▶ _The problem_
Below are the records; locate each line with the word "Upload" and copy it.

Data section start

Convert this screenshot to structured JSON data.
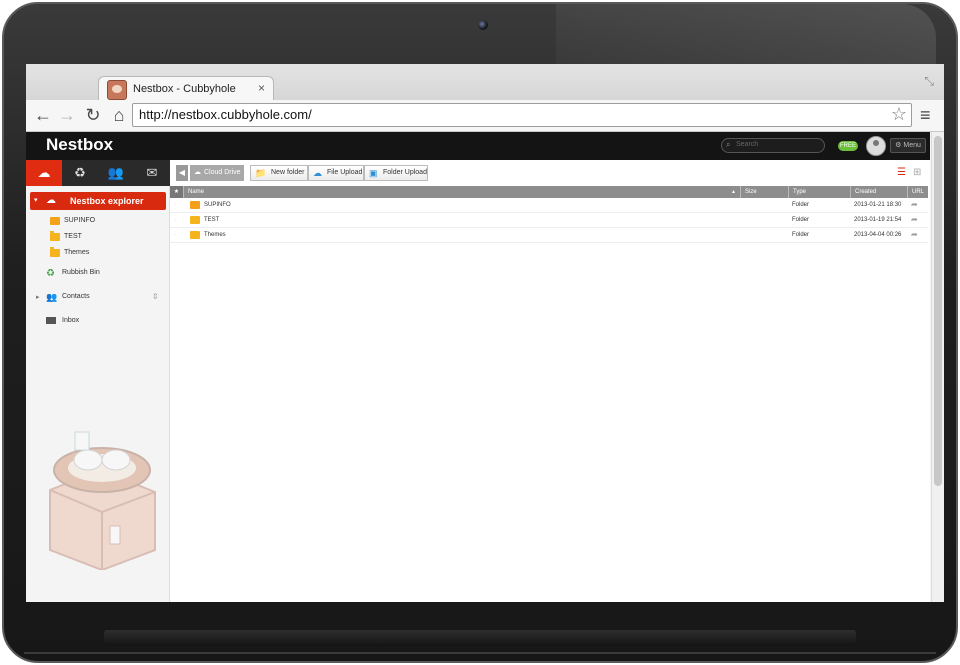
{
  "browser": {
    "tab_title": "Nestbox - Cubbyhole",
    "tab_close": "×",
    "url": "http://nestbox.cubbyhole.com/"
  },
  "app": {
    "brand": "Nestbox",
    "search_placeholder": "Search",
    "free_badge": "FREE",
    "menu_label": "Menu"
  },
  "sidebar": {
    "explorer_label": "Nestbox explorer",
    "folders": [
      {
        "label": "SUPINFO",
        "icon": "shared-folder-icon"
      },
      {
        "label": "TEST",
        "icon": "folder-icon"
      },
      {
        "label": "Themes",
        "icon": "folder-icon"
      }
    ],
    "rubbish_bin": "Rubbish Bin",
    "contacts": "Contacts",
    "inbox": "Inbox"
  },
  "toolbar": {
    "breadcrumb": "Cloud Drive",
    "new_folder": "New folder",
    "file_upload": "File Upload",
    "folder_upload": "Folder Upload"
  },
  "table": {
    "headers": {
      "name": "Name",
      "size": "Size",
      "type": "Type",
      "created": "Created",
      "url": "URL"
    },
    "rows": [
      {
        "name": "SUPINFO",
        "type": "Folder",
        "created": "2013-01-21 18:30",
        "icon": "shared-folder-icon"
      },
      {
        "name": "TEST",
        "type": "Folder",
        "created": "2013-01-19 21:54",
        "icon": "folder-icon"
      },
      {
        "name": "Themes",
        "type": "Folder",
        "created": "2013-04-04 00:26",
        "icon": "folder-icon"
      }
    ]
  },
  "colors": {
    "accent": "#d82a0f",
    "header": "#141414",
    "folder": "#f5b41b"
  }
}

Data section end

▶ _Solution to the problem_
    "file_upload": "File Upload",
    "folder_upload": "Folder Upload"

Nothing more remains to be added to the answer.